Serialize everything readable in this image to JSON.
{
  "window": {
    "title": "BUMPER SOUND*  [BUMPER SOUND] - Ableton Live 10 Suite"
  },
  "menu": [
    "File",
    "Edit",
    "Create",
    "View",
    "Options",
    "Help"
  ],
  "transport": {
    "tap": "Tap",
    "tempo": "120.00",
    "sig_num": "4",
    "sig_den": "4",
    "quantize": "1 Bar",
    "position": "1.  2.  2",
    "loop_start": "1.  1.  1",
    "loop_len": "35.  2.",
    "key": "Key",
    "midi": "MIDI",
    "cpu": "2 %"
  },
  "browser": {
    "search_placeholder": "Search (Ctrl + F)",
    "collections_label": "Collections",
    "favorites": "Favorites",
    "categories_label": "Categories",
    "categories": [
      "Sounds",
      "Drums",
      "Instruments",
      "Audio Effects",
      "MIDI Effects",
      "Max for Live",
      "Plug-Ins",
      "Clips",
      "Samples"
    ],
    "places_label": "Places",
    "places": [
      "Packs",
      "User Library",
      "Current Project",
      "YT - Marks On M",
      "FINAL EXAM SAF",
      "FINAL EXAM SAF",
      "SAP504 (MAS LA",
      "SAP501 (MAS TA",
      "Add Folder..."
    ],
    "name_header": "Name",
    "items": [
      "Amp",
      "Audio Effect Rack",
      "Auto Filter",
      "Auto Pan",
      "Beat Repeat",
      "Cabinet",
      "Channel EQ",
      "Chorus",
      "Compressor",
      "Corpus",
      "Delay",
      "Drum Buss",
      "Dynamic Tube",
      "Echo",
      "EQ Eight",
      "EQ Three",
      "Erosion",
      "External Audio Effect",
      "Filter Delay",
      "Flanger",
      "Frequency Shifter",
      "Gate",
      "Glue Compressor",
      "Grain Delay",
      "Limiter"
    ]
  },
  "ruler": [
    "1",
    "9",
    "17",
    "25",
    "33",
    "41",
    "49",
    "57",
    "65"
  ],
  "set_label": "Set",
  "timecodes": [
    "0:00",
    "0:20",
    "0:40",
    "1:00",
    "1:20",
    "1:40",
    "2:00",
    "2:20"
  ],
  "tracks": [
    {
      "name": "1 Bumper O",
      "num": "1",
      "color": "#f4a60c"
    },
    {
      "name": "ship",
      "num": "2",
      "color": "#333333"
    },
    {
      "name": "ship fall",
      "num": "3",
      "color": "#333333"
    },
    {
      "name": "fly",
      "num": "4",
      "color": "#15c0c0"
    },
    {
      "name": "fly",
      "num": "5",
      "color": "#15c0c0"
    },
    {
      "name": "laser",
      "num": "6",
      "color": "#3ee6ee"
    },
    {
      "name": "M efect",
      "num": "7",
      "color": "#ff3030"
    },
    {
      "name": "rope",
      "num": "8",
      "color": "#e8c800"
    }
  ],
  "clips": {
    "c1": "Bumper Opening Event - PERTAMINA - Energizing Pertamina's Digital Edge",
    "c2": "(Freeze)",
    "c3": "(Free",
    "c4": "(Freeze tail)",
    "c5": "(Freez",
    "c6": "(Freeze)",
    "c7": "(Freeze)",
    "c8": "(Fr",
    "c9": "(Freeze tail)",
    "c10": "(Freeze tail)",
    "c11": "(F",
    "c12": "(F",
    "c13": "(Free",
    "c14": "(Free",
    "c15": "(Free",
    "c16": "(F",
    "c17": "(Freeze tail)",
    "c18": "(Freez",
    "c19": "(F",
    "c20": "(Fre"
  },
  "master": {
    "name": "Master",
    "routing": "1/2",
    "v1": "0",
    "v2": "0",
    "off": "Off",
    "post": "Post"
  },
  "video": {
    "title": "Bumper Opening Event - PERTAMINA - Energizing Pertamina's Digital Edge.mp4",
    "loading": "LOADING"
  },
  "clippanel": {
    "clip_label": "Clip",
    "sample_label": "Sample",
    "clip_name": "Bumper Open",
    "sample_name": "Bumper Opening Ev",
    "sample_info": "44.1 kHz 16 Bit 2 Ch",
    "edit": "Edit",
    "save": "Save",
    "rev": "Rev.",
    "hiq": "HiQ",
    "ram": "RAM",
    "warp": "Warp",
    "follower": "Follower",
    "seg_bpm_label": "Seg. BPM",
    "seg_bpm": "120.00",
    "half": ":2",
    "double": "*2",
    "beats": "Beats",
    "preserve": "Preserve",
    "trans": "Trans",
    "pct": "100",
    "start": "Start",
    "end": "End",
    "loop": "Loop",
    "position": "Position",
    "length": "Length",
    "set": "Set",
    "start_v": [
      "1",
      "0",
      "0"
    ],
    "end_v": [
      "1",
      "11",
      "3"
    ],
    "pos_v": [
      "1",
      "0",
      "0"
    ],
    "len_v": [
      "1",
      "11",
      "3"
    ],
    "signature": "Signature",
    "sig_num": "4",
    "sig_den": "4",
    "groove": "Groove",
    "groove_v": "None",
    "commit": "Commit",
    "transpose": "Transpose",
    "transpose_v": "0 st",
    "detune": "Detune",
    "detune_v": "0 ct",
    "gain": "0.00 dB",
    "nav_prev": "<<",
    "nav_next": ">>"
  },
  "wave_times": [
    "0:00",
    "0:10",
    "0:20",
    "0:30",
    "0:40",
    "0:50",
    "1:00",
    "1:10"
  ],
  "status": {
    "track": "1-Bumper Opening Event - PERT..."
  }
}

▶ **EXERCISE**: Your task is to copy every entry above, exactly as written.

▶ **WORKED SOLUTION**:
Serialize everything readable in this image to JSON.
{
  "window": {
    "title": "BUMPER SOUND*  [BUMPER SOUND] - Ableton Live 10 Suite"
  },
  "menu": [
    "File",
    "Edit",
    "Create",
    "View",
    "Options",
    "Help"
  ],
  "transport": {
    "tap": "Tap",
    "tempo": "120.00",
    "sig_num": "4",
    "sig_den": "4",
    "quantize": "1 Bar",
    "position": "1.  2.  2",
    "loop_start": "1.  1.  1",
    "loop_len": "35.  2.",
    "key": "Key",
    "midi": "MIDI",
    "cpu": "2 %"
  },
  "browser": {
    "search_placeholder": "Search (Ctrl + F)",
    "collections_label": "Collections",
    "favorites": "Favorites",
    "categories_label": "Categories",
    "categories": [
      "Sounds",
      "Drums",
      "Instruments",
      "Audio Effects",
      "MIDI Effects",
      "Max for Live",
      "Plug-Ins",
      "Clips",
      "Samples"
    ],
    "places_label": "Places",
    "places": [
      "Packs",
      "User Library",
      "Current Project",
      "YT - Marks On M",
      "FINAL EXAM SAF",
      "FINAL EXAM SAF",
      "SAP504 (MAS LA",
      "SAP501 (MAS TA",
      "Add Folder..."
    ],
    "name_header": "Name",
    "items": [
      "Amp",
      "Audio Effect Rack",
      "Auto Filter",
      "Auto Pan",
      "Beat Repeat",
      "Cabinet",
      "Channel EQ",
      "Chorus",
      "Compressor",
      "Corpus",
      "Delay",
      "Drum Buss",
      "Dynamic Tube",
      "Echo",
      "EQ Eight",
      "EQ Three",
      "Erosion",
      "External Audio Effect",
      "Filter Delay",
      "Flanger",
      "Frequency Shifter",
      "Gate",
      "Glue Compressor",
      "Grain Delay",
      "Limiter"
    ]
  },
  "ruler": [
    "1",
    "9",
    "17",
    "25",
    "33",
    "41",
    "49",
    "57",
    "65"
  ],
  "set_label": "Set",
  "timecodes": [
    "0:00",
    "0:20",
    "0:40",
    "1:00",
    "1:20",
    "1:40",
    "2:00",
    "2:20"
  ],
  "tracks": [
    {
      "name": "1 Bumper O",
      "num": "1",
      "color": "#f4a60c"
    },
    {
      "name": "ship",
      "num": "2",
      "color": "#333333"
    },
    {
      "name": "ship fall",
      "num": "3",
      "color": "#333333"
    },
    {
      "name": "fly",
      "num": "4",
      "color": "#15c0c0"
    },
    {
      "name": "fly",
      "num": "5",
      "color": "#15c0c0"
    },
    {
      "name": "laser",
      "num": "6",
      "color": "#3ee6ee"
    },
    {
      "name": "M efect",
      "num": "7",
      "color": "#ff3030"
    },
    {
      "name": "rope",
      "num": "8",
      "color": "#e8c800"
    }
  ],
  "clips": {
    "c1": "Bumper Opening Event - PERTAMINA - Energizing Pertamina's Digital Edge",
    "c2": "(Freeze)",
    "c3": "(Free",
    "c4": "(Freeze tail)",
    "c5": "(Freez",
    "c6": "(Freeze)",
    "c7": "(Freeze)",
    "c8": "(Fr",
    "c9": "(Freeze tail)",
    "c10": "(Freeze tail)",
    "c11": "(F",
    "c12": "(F",
    "c13": "(Free",
    "c14": "(Free",
    "c15": "(Free",
    "c16": "(F",
    "c17": "(Freeze tail)",
    "c18": "(Freez",
    "c19": "(F",
    "c20": "(Fre"
  },
  "master": {
    "name": "Master",
    "routing": "1/2",
    "v1": "0",
    "v2": "0",
    "off": "Off",
    "post": "Post"
  },
  "video": {
    "title": "Bumper Opening Event - PERTAMINA - Energizing Pertamina's Digital Edge.mp4",
    "loading": "LOADING"
  },
  "clippanel": {
    "clip_label": "Clip",
    "sample_label": "Sample",
    "clip_name": "Bumper Open",
    "sample_name": "Bumper Opening Ev",
    "sample_info": "44.1 kHz 16 Bit 2 Ch",
    "edit": "Edit",
    "save": "Save",
    "rev": "Rev.",
    "hiq": "HiQ",
    "ram": "RAM",
    "warp": "Warp",
    "follower": "Follower",
    "seg_bpm_label": "Seg. BPM",
    "seg_bpm": "120.00",
    "half": ":2",
    "double": "*2",
    "beats": "Beats",
    "preserve": "Preserve",
    "trans": "Trans",
    "pct": "100",
    "start": "Start",
    "end": "End",
    "loop": "Loop",
    "position": "Position",
    "length": "Length",
    "set": "Set",
    "start_v": [
      "1",
      "0",
      "0"
    ],
    "end_v": [
      "1",
      "11",
      "3"
    ],
    "pos_v": [
      "1",
      "0",
      "0"
    ],
    "len_v": [
      "1",
      "11",
      "3"
    ],
    "signature": "Signature",
    "sig_num": "4",
    "sig_den": "4",
    "groove": "Groove",
    "groove_v": "None",
    "commit": "Commit",
    "transpose": "Transpose",
    "transpose_v": "0 st",
    "detune": "Detune",
    "detune_v": "0 ct",
    "gain": "0.00 dB",
    "nav_prev": "<<",
    "nav_next": ">>"
  },
  "wave_times": [
    "0:00",
    "0:10",
    "0:20",
    "0:30",
    "0:40",
    "0:50",
    "1:00",
    "1:10"
  ],
  "status": {
    "track": "1-Bumper Opening Event - PERT..."
  }
}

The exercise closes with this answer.